The British-Irish Airports EXPO will hit London in June – its third year after two highly successful events.
Since its launch in 2016 – which in itself was the largest exhibition for the airport industry on these shores – the exhibition has grown in size and stature, which resulted in a move to the larger, sold-out Birmingham NEC last year.
The exhibition this June is in London and will feature more than 200 exhibitors showcasing the fit out opportunities in the aviation industry.
The popularity of exhibitions and expo events that focus on airport and aircraft interiors stretches much further than the UK though; in April the largest Aircraft Interiors Expo (AIX) took place in Hamburg, breaking a number of records, with companies highlighting how air travel will change for passengers.
Airports in the UK are upgrading their facilities. Much has been written about Heathrow Airport’s plans for a third runway, but airports across the UK are taking advantage of the expertise of fit out specialists.
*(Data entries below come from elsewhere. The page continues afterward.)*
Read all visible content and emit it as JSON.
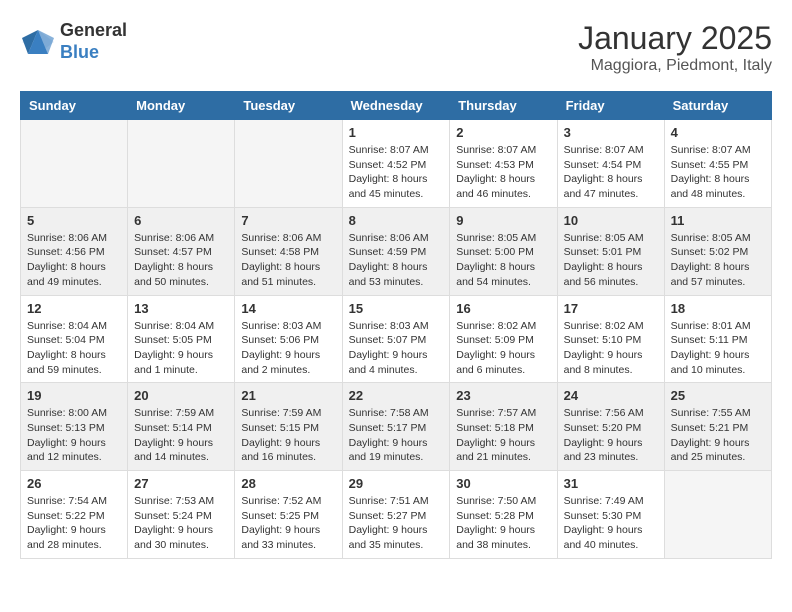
{
  "header": {
    "logo": {
      "general": "General",
      "blue": "Blue"
    },
    "title": "January 2025",
    "location": "Maggiora, Piedmont, Italy"
  },
  "weekdays": [
    "Sunday",
    "Monday",
    "Tuesday",
    "Wednesday",
    "Thursday",
    "Friday",
    "Saturday"
  ],
  "weeks": [
    [
      {
        "day": "",
        "info": ""
      },
      {
        "day": "",
        "info": ""
      },
      {
        "day": "",
        "info": ""
      },
      {
        "day": "1",
        "info": "Sunrise: 8:07 AM\nSunset: 4:52 PM\nDaylight: 8 hours\nand 45 minutes."
      },
      {
        "day": "2",
        "info": "Sunrise: 8:07 AM\nSunset: 4:53 PM\nDaylight: 8 hours\nand 46 minutes."
      },
      {
        "day": "3",
        "info": "Sunrise: 8:07 AM\nSunset: 4:54 PM\nDaylight: 8 hours\nand 47 minutes."
      },
      {
        "day": "4",
        "info": "Sunrise: 8:07 AM\nSunset: 4:55 PM\nDaylight: 8 hours\nand 48 minutes."
      }
    ],
    [
      {
        "day": "5",
        "info": "Sunrise: 8:06 AM\nSunset: 4:56 PM\nDaylight: 8 hours\nand 49 minutes."
      },
      {
        "day": "6",
        "info": "Sunrise: 8:06 AM\nSunset: 4:57 PM\nDaylight: 8 hours\nand 50 minutes."
      },
      {
        "day": "7",
        "info": "Sunrise: 8:06 AM\nSunset: 4:58 PM\nDaylight: 8 hours\nand 51 minutes."
      },
      {
        "day": "8",
        "info": "Sunrise: 8:06 AM\nSunset: 4:59 PM\nDaylight: 8 hours\nand 53 minutes."
      },
      {
        "day": "9",
        "info": "Sunrise: 8:05 AM\nSunset: 5:00 PM\nDaylight: 8 hours\nand 54 minutes."
      },
      {
        "day": "10",
        "info": "Sunrise: 8:05 AM\nSunset: 5:01 PM\nDaylight: 8 hours\nand 56 minutes."
      },
      {
        "day": "11",
        "info": "Sunrise: 8:05 AM\nSunset: 5:02 PM\nDaylight: 8 hours\nand 57 minutes."
      }
    ],
    [
      {
        "day": "12",
        "info": "Sunrise: 8:04 AM\nSunset: 5:04 PM\nDaylight: 8 hours\nand 59 minutes."
      },
      {
        "day": "13",
        "info": "Sunrise: 8:04 AM\nSunset: 5:05 PM\nDaylight: 9 hours\nand 1 minute."
      },
      {
        "day": "14",
        "info": "Sunrise: 8:03 AM\nSunset: 5:06 PM\nDaylight: 9 hours\nand 2 minutes."
      },
      {
        "day": "15",
        "info": "Sunrise: 8:03 AM\nSunset: 5:07 PM\nDaylight: 9 hours\nand 4 minutes."
      },
      {
        "day": "16",
        "info": "Sunrise: 8:02 AM\nSunset: 5:09 PM\nDaylight: 9 hours\nand 6 minutes."
      },
      {
        "day": "17",
        "info": "Sunrise: 8:02 AM\nSunset: 5:10 PM\nDaylight: 9 hours\nand 8 minutes."
      },
      {
        "day": "18",
        "info": "Sunrise: 8:01 AM\nSunset: 5:11 PM\nDaylight: 9 hours\nand 10 minutes."
      }
    ],
    [
      {
        "day": "19",
        "info": "Sunrise: 8:00 AM\nSunset: 5:13 PM\nDaylight: 9 hours\nand 12 minutes."
      },
      {
        "day": "20",
        "info": "Sunrise: 7:59 AM\nSunset: 5:14 PM\nDaylight: 9 hours\nand 14 minutes."
      },
      {
        "day": "21",
        "info": "Sunrise: 7:59 AM\nSunset: 5:15 PM\nDaylight: 9 hours\nand 16 minutes."
      },
      {
        "day": "22",
        "info": "Sunrise: 7:58 AM\nSunset: 5:17 PM\nDaylight: 9 hours\nand 19 minutes."
      },
      {
        "day": "23",
        "info": "Sunrise: 7:57 AM\nSunset: 5:18 PM\nDaylight: 9 hours\nand 21 minutes."
      },
      {
        "day": "24",
        "info": "Sunrise: 7:56 AM\nSunset: 5:20 PM\nDaylight: 9 hours\nand 23 minutes."
      },
      {
        "day": "25",
        "info": "Sunrise: 7:55 AM\nSunset: 5:21 PM\nDaylight: 9 hours\nand 25 minutes."
      }
    ],
    [
      {
        "day": "26",
        "info": "Sunrise: 7:54 AM\nSunset: 5:22 PM\nDaylight: 9 hours\nand 28 minutes."
      },
      {
        "day": "27",
        "info": "Sunrise: 7:53 AM\nSunset: 5:24 PM\nDaylight: 9 hours\nand 30 minutes."
      },
      {
        "day": "28",
        "info": "Sunrise: 7:52 AM\nSunset: 5:25 PM\nDaylight: 9 hours\nand 33 minutes."
      },
      {
        "day": "29",
        "info": "Sunrise: 7:51 AM\nSunset: 5:27 PM\nDaylight: 9 hours\nand 35 minutes."
      },
      {
        "day": "30",
        "info": "Sunrise: 7:50 AM\nSunset: 5:28 PM\nDaylight: 9 hours\nand 38 minutes."
      },
      {
        "day": "31",
        "info": "Sunrise: 7:49 AM\nSunset: 5:30 PM\nDaylight: 9 hours\nand 40 minutes."
      },
      {
        "day": "",
        "info": ""
      }
    ]
  ]
}
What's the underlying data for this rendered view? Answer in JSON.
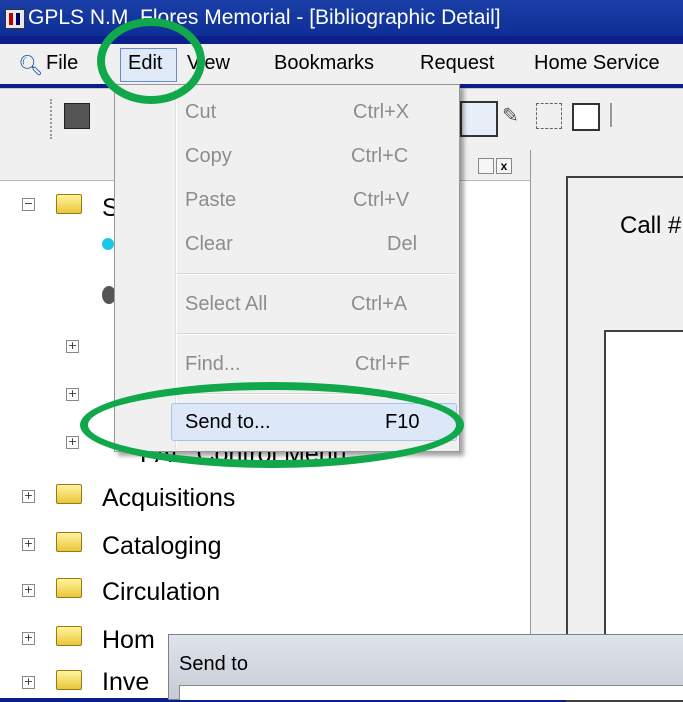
{
  "window": {
    "title": "GPLS N.M. Flores Memorial - [Bibliographic Detail]"
  },
  "menubar": {
    "items": [
      "File",
      "Edit",
      "View",
      "Bookmarks",
      "Request",
      "Home Service"
    ]
  },
  "edit_menu": {
    "items": [
      {
        "label": "Cut",
        "shortcut": "Ctrl+X",
        "enabled": false
      },
      {
        "label": "Copy",
        "shortcut": "Ctrl+C",
        "enabled": false
      },
      {
        "label": "Paste",
        "shortcut": "Ctrl+V",
        "enabled": false
      },
      {
        "label": "Clear",
        "shortcut": "Del",
        "enabled": false
      },
      {
        "label": "Select All",
        "shortcut": "Ctrl+A",
        "enabled": false
      },
      {
        "label": "Find...",
        "shortcut": "Ctrl+F",
        "enabled": false
      },
      {
        "label": "Send to...",
        "shortcut": "F10",
        "enabled": true,
        "highlighted": true
      }
    ]
  },
  "tree": {
    "partial_items": [
      "S",
      "PAC Control Menu"
    ],
    "items": [
      "Acquisitions",
      "Cataloging",
      "Circulation",
      "Hom",
      "Inve"
    ]
  },
  "right_panel": {
    "label": "Call #"
  },
  "dialog": {
    "title": "Send to"
  },
  "colors": {
    "background": "#0b1f8c",
    "annotation": "#10a84a",
    "menu_highlight": "#dce8f8"
  }
}
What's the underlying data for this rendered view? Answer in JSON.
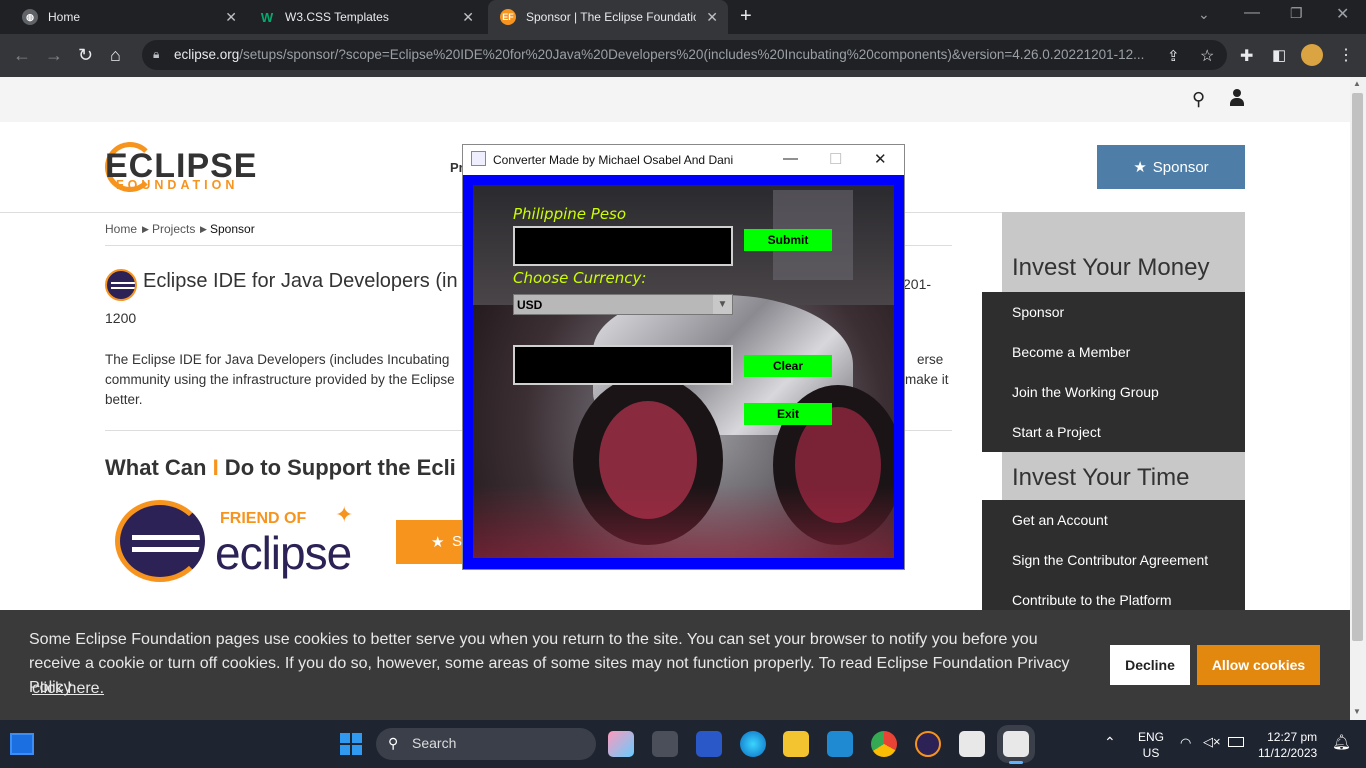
{
  "browser": {
    "tabs": [
      {
        "label": "Home",
        "icon": "globe-icon"
      },
      {
        "label": "W3.CSS Templates",
        "icon": "w3-icon"
      },
      {
        "label": "Sponsor | The Eclipse Foundation",
        "icon": "ef-icon"
      }
    ],
    "url_domain": "eclipse.org",
    "url_path": "/setups/sponsor/?scope=Eclipse%20IDE%20for%20Java%20Developers%20(includes%20Incubating%20components)&version=4.26.0.20221201-12..."
  },
  "site": {
    "logo_main": "ECLIPSE",
    "logo_sub": "FOUNDATION",
    "nav_partial": "Pr",
    "sponsor_button": "Sponsor",
    "breadcrumb": [
      "Home",
      "Projects",
      "Sponsor"
    ],
    "heading": "Eclipse IDE for Java Developers (in",
    "heading_tail": "201-",
    "heading_line2": "1200",
    "body_line1_a": "The Eclipse IDE for Java Developers (includes Incubating",
    "body_line1_b": "erse",
    "body_line2_a": "community using the infrastructure provided by the Eclipse",
    "body_line2_b": "make it",
    "body_line3": "better.",
    "support_heading_a": "What Can ",
    "support_heading_i": "I",
    "support_heading_b": " Do to Support the Ecli",
    "friend_of": "FRIEND OF",
    "friend_eclipse": "eclipse",
    "orange_button": "S"
  },
  "sidebar": {
    "money_title": "Invest Your Money",
    "money_items": [
      "Sponsor",
      "Become a Member",
      "Join the Working Group",
      "Start a Project"
    ],
    "time_title": "Invest Your Time",
    "time_items": [
      "Get an Account",
      "Sign the Contributor Agreement",
      "Contribute to the Platform"
    ]
  },
  "cookie": {
    "text": "Some Eclipse Foundation pages use cookies to better serve you when you return to the site. You can set your browser to notify you before you receive a cookie or turn off cookies. If you do so, however, some areas of some sites may not function properly. To read Eclipse Foundation Privacy Policy",
    "link": "click here.",
    "decline": "Decline",
    "allow": "Allow cookies"
  },
  "converter": {
    "title": "Converter Made by  Michael Osabel And Dani",
    "label_peso": "Philippine Peso",
    "label_currency": "Choose Currency:",
    "currency_selected": "USD",
    "submit": "Submit",
    "clear": "Clear",
    "exit": "Exit",
    "input_value": "",
    "output_value": ""
  },
  "taskbar": {
    "search": "Search",
    "lang_top": "ENG",
    "lang_bottom": "US",
    "time": "12:27 pm",
    "date": "11/12/2023"
  },
  "colors": {
    "frame_blue": "#0000ff",
    "button_green": "#00ff00",
    "label_yellow": "#ccff00",
    "eclipse_orange": "#f7941e",
    "sponsor_blue": "#4e7ea7"
  }
}
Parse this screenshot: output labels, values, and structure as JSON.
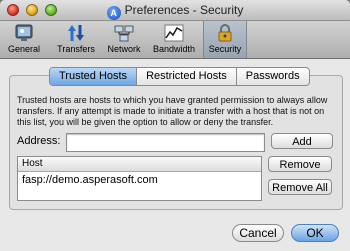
{
  "window": {
    "title": "Preferences - Security"
  },
  "toolbar": {
    "items": [
      {
        "label": "General",
        "icon": "general-icon"
      },
      {
        "label": "Transfers",
        "icon": "transfers-icon"
      },
      {
        "label": "Network",
        "icon": "network-icon"
      },
      {
        "label": "Bandwidth",
        "icon": "bandwidth-icon"
      },
      {
        "label": "Security",
        "icon": "security-icon",
        "active": true
      }
    ]
  },
  "tabs": [
    {
      "label": "Trusted Hosts",
      "active": true
    },
    {
      "label": "Restricted Hosts"
    },
    {
      "label": "Passwords"
    }
  ],
  "description": "Trusted hosts are hosts to which you have granted permission to always allow transfers. If any attempt is made to initiate a transfer with a host that is not on this list, you will be given the option to allow or deny the transfer.",
  "address": {
    "label": "Address:",
    "value": ""
  },
  "buttons": {
    "add": "Add",
    "remove": "Remove",
    "remove_all": "Remove All",
    "cancel": "Cancel",
    "ok": "OK"
  },
  "host_list": {
    "header": "Host",
    "rows": [
      "fasp://demo.asperasoft.com"
    ]
  },
  "colors": {
    "accent": "#6fa6e3",
    "window_bg": "#e8e8e8"
  }
}
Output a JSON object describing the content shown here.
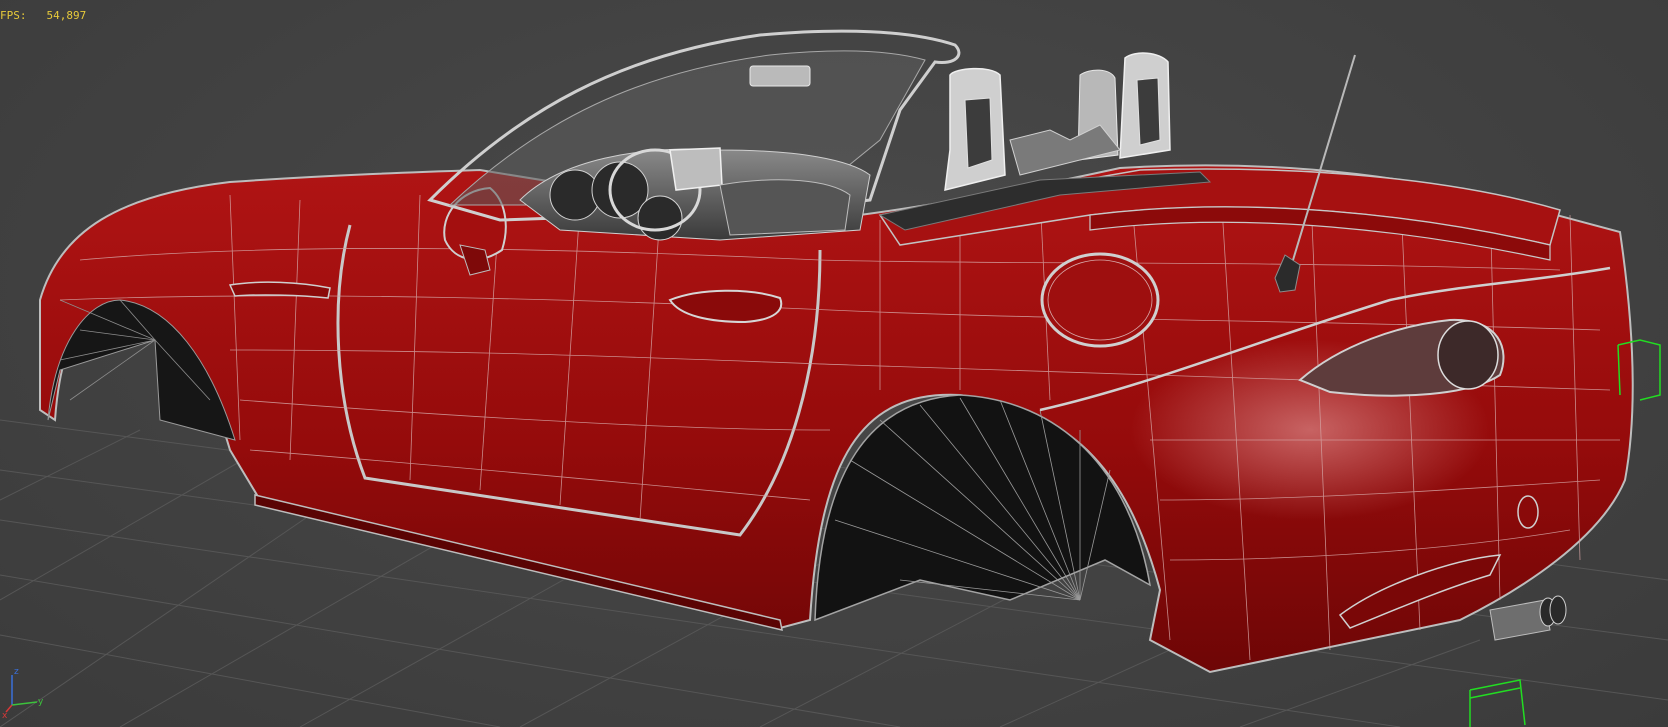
{
  "viewport": {
    "fps_label": "FPS:",
    "fps_value": "54,897"
  },
  "axis_gizmo": {
    "x": "x",
    "y": "y",
    "z": "z"
  },
  "colors": {
    "background": "#444444",
    "grid": "#5a5a5a",
    "body_red": "#9b0d0d",
    "body_dark_red": "#6b0606",
    "wireframe": "#d9b0b0",
    "interior": "#cfcfcf",
    "wheel_arch": "#1a1a1a",
    "fps_text": "#e6c93a",
    "selection": "#22dd22"
  }
}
Manchester Airport’s semi-permanent gate lounge has been completed, which can hold approximately 650 passengers.
It will be operational for the next two years as Terminal 2 is demolished, and the reconstruction takes place.
It was completed with a fit out to ensure facilities to suit passengers and their needs.
In Scotland, Edinburgh Airport awarded a contract at the start of this year, worth £10 million, which will see its new terminal extension completed with a fit out.
Edinburgh Airport’s Capital Director, Ian Lang, said: “As Edinburgh Airport continues to grow, it’s important we provide infrastructure that is fit for purpose and meets the needs of passengers and our airline partners whilst maintaining day to day operations.”
This perfectly highlights that fit out contractors are being sought by the UK’s airports, as popularity in the aviation industry grows.